I was asked to mentor startups at DTAC Accelerate in Bangkok, to guide startups to successfully get on the path to raising their seed round. I put this presentation together in a few hours, presented it and then spent half an hour with each startup going through their decks in preparation for demo day.
I was told one team applied learnings to their deck immediately, pitched later the same day and won 2nd place at a global seed competition.
I have to say the quality was very high and the DTAC-A team (Krating!) supporting them have done a great job. The Thai have great visual capabilities and all the decks for demo day were quite beautiful.

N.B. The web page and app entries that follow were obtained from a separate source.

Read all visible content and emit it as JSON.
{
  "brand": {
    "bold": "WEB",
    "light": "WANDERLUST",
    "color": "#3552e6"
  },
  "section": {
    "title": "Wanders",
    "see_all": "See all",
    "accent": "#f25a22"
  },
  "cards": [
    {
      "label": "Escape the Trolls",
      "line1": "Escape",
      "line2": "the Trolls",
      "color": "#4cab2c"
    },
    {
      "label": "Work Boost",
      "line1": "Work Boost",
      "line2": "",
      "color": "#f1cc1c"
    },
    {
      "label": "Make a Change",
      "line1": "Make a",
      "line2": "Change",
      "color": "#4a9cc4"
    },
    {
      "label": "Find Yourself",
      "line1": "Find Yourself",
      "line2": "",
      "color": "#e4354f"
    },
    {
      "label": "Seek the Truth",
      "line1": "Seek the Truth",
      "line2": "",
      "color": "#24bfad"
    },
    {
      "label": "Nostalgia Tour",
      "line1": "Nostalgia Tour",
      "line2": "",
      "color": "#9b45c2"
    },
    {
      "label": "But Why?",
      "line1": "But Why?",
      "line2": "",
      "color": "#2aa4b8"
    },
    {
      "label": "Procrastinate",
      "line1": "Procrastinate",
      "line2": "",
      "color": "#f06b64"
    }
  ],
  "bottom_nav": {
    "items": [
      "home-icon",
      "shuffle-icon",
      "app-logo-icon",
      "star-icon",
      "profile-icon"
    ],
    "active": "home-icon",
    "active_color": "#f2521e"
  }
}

My key takeaways of misconceptions spending time with each team preparing for demo day were:
- If you are doing a business model similar to one others have heard of, mention it! It is a lot easier to say “we are Google for Thailand” than it is to say “We are a search…..bs bs bs”.
- If you have a deep understanding on why foreign competitors have failed in Asian markets, and you understand the Thai consumer in depth, and are making specific localisations (Such as anime gamification) to make things work then share that! Your local knowledge is a USP
- Realise your 8 minute pitch at demo day is to get a meeting, if you run over time you have failed. You do NOT have to use your 8 minutes, if you can do it in 5 minutes great!
- The pitch needs to emphasis communicating high level information, covering the key points, to get investors to think ‘this is for me, I want to learn more’, not to give enough to get investment immediately
- Cut the number of details. You do not need to explain a complex process, investors assume you know how it works and will get into how it does, if they are actually interested. Complexity only complicates your pitch
- The ‘why’ is more important than ‘how’. The fact your product works doesn’t matter if there is not a real reason for users to love it. Ensure there is a deep ‘why’ your startup needs to exist
- The investment you are looking for needs to be linked to getting to the key milestones to raise the next round of funding, not an arbitrary time period. Work backwards from where you want to exit, back to your first round (Blog to come on this topic)
- For founders with poor English, they have to ensure the audience understands. Do whatever to ensure that happens. The CEO does not have to pitch (Though that is preferable)
- Steal from good pitch decks. There is nothing new under the sun. If someone has done a a pitch and you can find it (PitchEnvy.com) steal the good bits they have done! Look at the peers in your batch, see what they do well and copy and apply it
- Be clear about how you are going to get big! What marketing channels? Can you get your ‘suppliers’ to do marketing for you (Where they are major corporations for example)